The seminar ‘Freedom of Expression, Press Freedom and New Social Media Regulations’, was organized by the Parliamentarians Commission for Human Rights (PCHR) and Parliamentary Taskforce on SDG.
The new social media regulations and the laws they invoke such as Prevention of Electronic Crimes Act (PECA) 2016, and Pakistan Telecommunication Authority (re-organization) Act 1996, were discussed in relation to the right to information, right to privacy, and freedom of expression and by extension their effects on digital ecosystem and the economic and political rights. The status of the rules as of now remains unclear as they have already been approved and notified by the cabinet.
Participants emphasized the need for an inclusive and transparent consultative process on this issue. Particular aspects, such as unilateral content control, due procedure of the law for gaining access to citizen’s data, and ambiguity in clauses were discussed at length.
In relation to the recently launched ‘Digital Pakistan Initiative’, the direct impact of social media regulation on the growth of the digital economy in Pakistan was also discussed. Human rights based principles for internet governance, taking technology companies on board and ensuring openness, access, and connectivity to citizens were some of the essential factors considered to realize Pakistan’s ambition for creating its place in the global digital economy.
The participants urged the senators and members of the national assembly present at the seminar to safeguard the fundamental freedoms of citizens.
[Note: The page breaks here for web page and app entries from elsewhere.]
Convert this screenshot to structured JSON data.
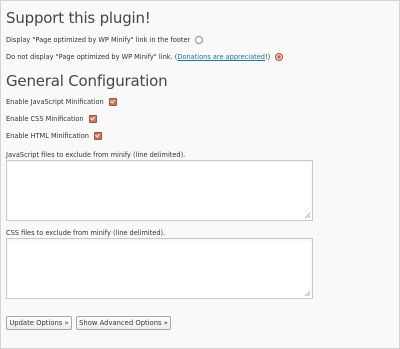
{
  "support": {
    "heading": "Support this plugin!",
    "option_show_link": "Display \"Page optimized by WP Minify\" link in the footer",
    "option_hide_link_prefix": "Do not display \"Page optimized by WP Minify\" link. (",
    "option_hide_link_link": "Donations are appreciated",
    "option_hide_link_suffix": "!)",
    "selected": "hide_link"
  },
  "general": {
    "heading": "General Configuration",
    "js_label": "Enable JavaScript Minification",
    "css_label": "Enable CSS Minification",
    "html_label": "Enable HTML Minification",
    "js_checked": true,
    "css_checked": true,
    "html_checked": true,
    "js_exclude_label": "JavaScript files to exclude from minify (line delimited).",
    "css_exclude_label": "CSS files to exclude from minify (line delimited).",
    "js_exclude_value": "",
    "css_exclude_value": ""
  },
  "buttons": {
    "update": "Update Options »",
    "advanced": "Show Advanced Options »"
  },
  "colors": {
    "link": "#21759b",
    "checkbox_checked": "#d4735a",
    "heading": "#464646"
  }
}
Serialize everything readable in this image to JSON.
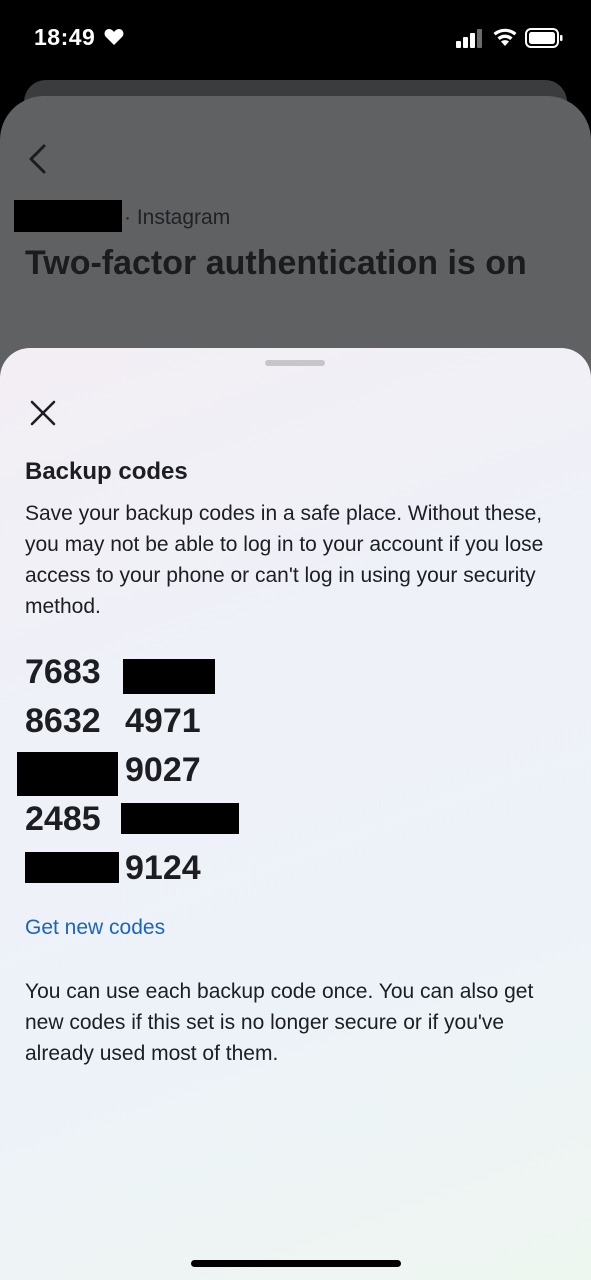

Media associations such as Pakistan Federal Union of Journalists (PFUJ), digital rights organizations including Media Matters for Democracy (MMFD), Institute of Research Advocacy and Development (IRADA) and Human Rights Commission of Pakistan (HRCP) joined in support.
This event was organized with the support of UNESCO’s Multi-donor Program on Freedom of Expression and Safety of Journalists (MDP).